is a generous term. It can mean many things. In the end, it’s the
things that provide true business value in terms of shorter lead times, higher
quality and improved efficiency. These are the foundations for better
margins, higher profitability and a sound work environment in your business
that make a real difference. Faster, better and cheaper has been the holy
grail for business improvement and management consulting over the past 50
years. But what does it actually mean in real terms and how can you leverage
the use of your own into a superior customer experience?
Shorter lead times – a fancy way of saying faster
It could also mean that your response times in internal as well as
external tasks make your business the obvious choice for your
customer. Who would choose to wait for an insurance quote by post instead
of an online quote with the option to connect e-invoicing directly via your
bank? There are endless opportunities to improve information handling in
businesses of all sizes, in all sectors. The only question is: Will your
competitors make the move to the next level before you?
Better – a subjective area in many ways
comparative hard metrics such as ”battery life” or ”miles per gallon” aside. It
is often the communication around the product or service that makes the
customer experience stand out as better. If we experience good service,
an inferior product with great proactive support and customer care could
actually be preferred over a market leader with lousy service and poor
understanding of customer challenges.
Cheaper – not to be confused with pricing or market positioning
is about margins. Finding ways of raising efficiencies without tampering with
quality or customer experience in a degrading way. It could involve
finding alternative suppliers to support your supply chain, making it more
resilient, lowering your warehousing and logistics costs. Or involve
enabling hyperautomation and process driven workflows that minimize repetitive,
inhuman tasks. The reduction in cost can be improved margins, investment

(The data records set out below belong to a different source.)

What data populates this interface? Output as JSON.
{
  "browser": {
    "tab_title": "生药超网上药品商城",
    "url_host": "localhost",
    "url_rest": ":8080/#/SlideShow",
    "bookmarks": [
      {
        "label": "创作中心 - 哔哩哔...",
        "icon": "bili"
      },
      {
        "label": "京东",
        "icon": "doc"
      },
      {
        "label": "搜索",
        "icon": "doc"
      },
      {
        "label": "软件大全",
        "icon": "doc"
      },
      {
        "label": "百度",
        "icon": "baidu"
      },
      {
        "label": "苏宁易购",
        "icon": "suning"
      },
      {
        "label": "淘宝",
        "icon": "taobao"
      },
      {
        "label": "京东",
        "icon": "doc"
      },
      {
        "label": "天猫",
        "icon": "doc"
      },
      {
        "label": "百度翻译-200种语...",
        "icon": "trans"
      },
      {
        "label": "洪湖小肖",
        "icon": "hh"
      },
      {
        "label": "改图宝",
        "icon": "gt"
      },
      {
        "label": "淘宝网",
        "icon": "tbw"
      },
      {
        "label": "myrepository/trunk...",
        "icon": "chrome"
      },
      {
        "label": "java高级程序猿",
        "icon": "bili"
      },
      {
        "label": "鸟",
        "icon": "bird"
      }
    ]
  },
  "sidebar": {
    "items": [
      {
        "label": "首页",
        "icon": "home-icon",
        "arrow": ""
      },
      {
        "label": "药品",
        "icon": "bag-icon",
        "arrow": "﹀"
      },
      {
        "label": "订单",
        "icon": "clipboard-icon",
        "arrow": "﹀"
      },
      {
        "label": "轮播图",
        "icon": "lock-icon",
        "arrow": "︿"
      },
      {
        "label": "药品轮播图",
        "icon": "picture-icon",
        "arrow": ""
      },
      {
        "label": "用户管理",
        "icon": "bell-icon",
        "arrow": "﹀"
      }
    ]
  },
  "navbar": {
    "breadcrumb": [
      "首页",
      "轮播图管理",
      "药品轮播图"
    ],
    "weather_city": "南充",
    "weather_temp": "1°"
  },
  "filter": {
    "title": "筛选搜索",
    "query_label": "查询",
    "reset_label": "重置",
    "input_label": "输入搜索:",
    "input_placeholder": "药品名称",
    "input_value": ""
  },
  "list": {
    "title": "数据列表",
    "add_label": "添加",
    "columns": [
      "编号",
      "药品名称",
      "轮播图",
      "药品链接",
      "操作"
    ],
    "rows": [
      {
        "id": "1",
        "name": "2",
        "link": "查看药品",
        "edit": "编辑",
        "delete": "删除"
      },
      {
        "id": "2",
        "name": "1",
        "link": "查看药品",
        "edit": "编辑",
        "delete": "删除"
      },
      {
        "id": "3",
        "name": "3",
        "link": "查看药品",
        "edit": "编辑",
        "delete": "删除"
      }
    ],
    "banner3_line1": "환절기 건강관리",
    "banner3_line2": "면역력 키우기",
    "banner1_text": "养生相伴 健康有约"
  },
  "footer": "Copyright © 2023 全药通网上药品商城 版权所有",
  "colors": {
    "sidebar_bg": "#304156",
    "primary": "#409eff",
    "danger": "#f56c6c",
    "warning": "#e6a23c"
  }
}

capital for further improvements to the business, or shared with your customers
to put pressure on your competition.
Leapfrog – or improve your business continuously over time

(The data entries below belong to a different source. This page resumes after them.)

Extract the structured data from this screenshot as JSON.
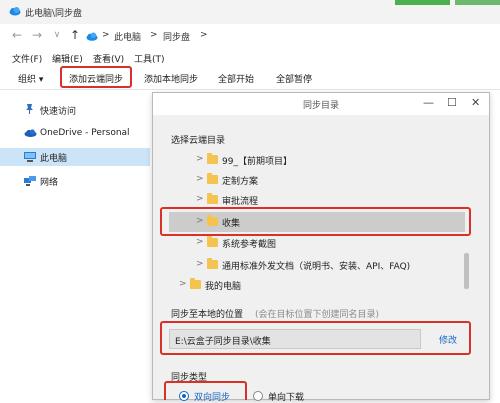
{
  "window": {
    "title": "此电脑\\同步盘"
  },
  "address": {
    "segments": [
      "此电脑",
      "同步盘"
    ],
    "separators": [
      ">",
      ">",
      ">"
    ]
  },
  "menu": [
    "文件(F)",
    "编辑(E)",
    "查看(V)",
    "工具(T)"
  ],
  "toolbar": {
    "organize": "组织 ▾",
    "add_cloud_sync": "添加云端同步",
    "add_local_sync": "添加本地同步",
    "start_all": "全部开始",
    "pause_all": "全部暂停"
  },
  "sidebar": {
    "items": [
      {
        "label": "快速访问",
        "icon": "pin-icon"
      },
      {
        "label": "OneDrive - Personal",
        "icon": "cloud-icon"
      },
      {
        "label": "此电脑",
        "icon": "computer-icon"
      },
      {
        "label": "网络",
        "icon": "network-icon"
      }
    ]
  },
  "dialog": {
    "title": "同步目录",
    "minimize": "—",
    "maximize": "☐",
    "close": "✕",
    "section_cloud": "选择云端目录",
    "tree": [
      {
        "label": "99_【前期项目】",
        "chevron": ">"
      },
      {
        "label": "定制方案",
        "chevron": ">"
      },
      {
        "label": "审批流程",
        "chevron": ">"
      },
      {
        "label": "收集",
        "chevron": ">",
        "selected": true
      },
      {
        "label": "系统参考截图",
        "chevron": ">"
      },
      {
        "label": "通用标准外发文档（说明书、安装、API、FAQ)",
        "chevron": ">"
      },
      {
        "label": "我的电脑",
        "chevron": ">"
      }
    ],
    "section_local": "同步至本地的位置",
    "section_local_hint": "(会在目标位置下创建同名目录)",
    "local_path": "E:\\云盒子同步目录\\收集",
    "modify": "修改",
    "section_type": "同步类型",
    "option_two_way": "双向同步",
    "option_one_way": "单向下载"
  },
  "colors": {
    "highlight": "#d9302a",
    "link": "#1565c0",
    "folder": "#f5c350"
  }
}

some ways, you can say that businesses that start up today have an advantage
over existing ones. There’s no legacy of infrastructure and platforms that

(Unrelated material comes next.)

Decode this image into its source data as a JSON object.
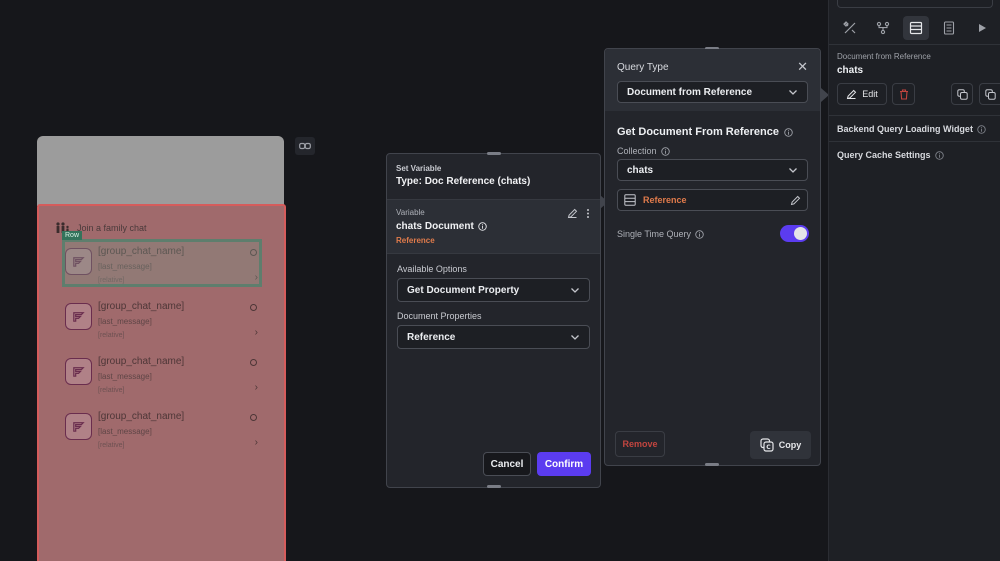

need maintenance or upgrades. They can start out as cloud-native and app
-driven, right from the start, tailor their business model to suit a
data-driven customer-experience centric approach. This is sometimes
referred to as leapfrogging – skipping and jumping over preceding technology
levels to make use of the best features the cutting-edge of innovation has to
offer. A similar comparison can be made with the expansion of phone
networks in some developing countries; they build and run cellular networks for
mobile phones without going through the landline copper-wire based stage as a
lack of existing customers and funding from mature recurring revenue streams
present in up-and-running businesses is of course the downside. But what
would you do if you could start all over again? Would you rush headlong
and bet all on black (in this case the new black is cloud-based, containerized
edge-computing powered microservices with AI enabled realtime analysis of
app-fed customer behavior.) . Or would you, with the realization and benefit
of hindsight from the IT market and trends over time, approach technology in a
slightly different way? Where the fad and hype of the moment takes a back
seat to a constructive, healthy way of working with information, technology and
infrastructure in a way that serves the business and customer requirements
Focus - put data first
No doubt, there will be new trends, discoveries and technologies that change how we think, prioritize and behave. So investing heavily in a specific setup may be a risky way of utilizing technology for the business. An alternative approach could be to secure the information streams (data, information, processes, knowledge) within the business on the meta level first:
Make sure that there are no conflicts between the core objects that make up the backbone of your macro processes - ID’s, properties, attributes and records stored. For example:
Analogies can often be blunt but before you decide on joining materials when building a house, you need to consider the design, architecture, combination of materials, load and finish. Building a house of information that supports, shelters and lets your business grow is not that different.
Begin with the end in mind
You need to begin with the end; purpose, utilization, business need and benefit in mind, while designing and implementing with maximum flexibility, as the world around us is constantly and at an ever-increasing speed changing. To successfully hit the moving targets of customer satisfaction in combination with a growing, thriving, profitable business where people want to work, technology is a servant supporting the information needs of the functions in the business. Components are interconnected, interchangeable, easy to transition in and out of using applications or services that fit into your constantly evolving enterprise landscape.
That may be all good and well, if one would start out anew. But we’re in a complicated as-is situation that cannot be left by the wayside. There are complexities in all ongoing operations but you can choose mindset, perspective, and approach to support the flexibility you need in the future, today.
Are you looking for ways to leverage technology to benefit your business and outsmart the competition? Get in touch - every step forward starts with a constructive and thorough discussion!